Axe to fall on Jamaica public service

KINGSTON, Jamaica, September 30, 2009 – Positions in the Bruce Golding Cabinet will be among those cut as the Jamaica government sends home workers, closes state agencies and merges others, in an attempt to slash a wage bill that the Prime Minister says can no longer be sustained.

Golding insisted that there was no choice but to trim the 117,000-member public service if the government was to remain viable and he said a special unit will to be set up in the Office of the Prime Minister to look at modernising and restructuring the country’s entire public service.

“Some departments and agencies will have to be eliminated. Some will have to be merged,” the Prime Minister said.

He made the announcements in a highly anticipated speech that was not delivered until minutes before one o’clock this morning, after the Standing Finance Committee of Parliament ended a marathon 13-hour session that began at 10 am yesterday.

Golding also said that agencies which collect fees for their services – like the Registrar General’s Department and the Firearm Licensing Authority –will be forced to finance their own operations.

Golding said all these moves would not only reduce the wage bill – which he put earlier this month at J$127 billion (US$1.44 billion) – but result in greater efficiency.

However, he gave no indication as to how many workers would be affected by the adjustments or when the changes would occur.

The Prime Minister’s announcement comes a month and a half after he said his government was determined to avoid job cuts in the public sector.

“There are going to be some serious expenditure cuts this year…We do not propose in those cuts to make any worker redundant,” he said in August during CVM’s current affairs programme, ‘Direct’.

“Our public sector wage bill is now some 10.8 per cent of Gross Domestic Product (GDP). Our commitment over the medium term (three years) is to get that percentage down to below nine per cent; nothing above nine. Any wage adjustment during that period will have to be consonant with that target,” Golding said at the time.

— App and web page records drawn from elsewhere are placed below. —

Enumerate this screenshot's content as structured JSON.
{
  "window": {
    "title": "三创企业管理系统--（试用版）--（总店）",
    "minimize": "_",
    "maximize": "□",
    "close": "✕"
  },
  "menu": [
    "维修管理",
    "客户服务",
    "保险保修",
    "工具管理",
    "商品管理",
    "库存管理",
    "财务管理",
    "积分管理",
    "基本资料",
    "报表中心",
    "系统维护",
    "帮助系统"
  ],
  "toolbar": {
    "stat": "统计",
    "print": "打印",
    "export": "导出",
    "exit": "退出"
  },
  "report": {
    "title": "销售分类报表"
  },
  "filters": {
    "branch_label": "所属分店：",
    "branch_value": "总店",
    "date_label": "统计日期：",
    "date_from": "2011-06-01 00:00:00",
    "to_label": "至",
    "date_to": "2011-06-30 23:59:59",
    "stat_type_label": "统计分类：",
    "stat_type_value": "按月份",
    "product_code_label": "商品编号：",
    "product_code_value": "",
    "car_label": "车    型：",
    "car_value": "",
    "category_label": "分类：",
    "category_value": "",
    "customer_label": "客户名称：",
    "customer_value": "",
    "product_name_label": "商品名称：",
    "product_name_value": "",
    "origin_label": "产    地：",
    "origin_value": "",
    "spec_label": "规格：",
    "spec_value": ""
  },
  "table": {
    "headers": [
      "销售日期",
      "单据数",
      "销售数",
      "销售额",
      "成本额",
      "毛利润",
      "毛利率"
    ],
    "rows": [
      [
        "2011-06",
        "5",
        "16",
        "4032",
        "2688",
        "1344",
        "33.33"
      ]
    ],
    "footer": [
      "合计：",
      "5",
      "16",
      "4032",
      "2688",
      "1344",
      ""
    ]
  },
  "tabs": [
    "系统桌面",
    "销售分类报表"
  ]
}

However, over the weekend, the Prime Minister put Jamaicans on warning that some major changes would have to be made to government spending in order to pull the country out of its financial hole.

Earlier this month, former minister without portfolio in the finance ministry Don Wehby revealed that the International Monetary Fund (IMF), which Jamaica has approached for US$1.2 billion in balance of payment support, had suggested that the public sector wage bill be cut.

Wehby, who has since returned to the private sector after serving the Golding Cabinet for two years, said it was proposed that it be slashed by about J$15 billion (US$170.3 million).

Meantime, during yesterday’s session of Parliament, Finance Minister Audley Shaw announced what he described as “a minimal tax package”, with increases on Departure Tax, as well as the General Consumption Tax (GCT) on telephone calls and instruments, to fill the J$1.7 billion (US$19.3 million) budget gap.

Those taxes will come into effect from tomorrow.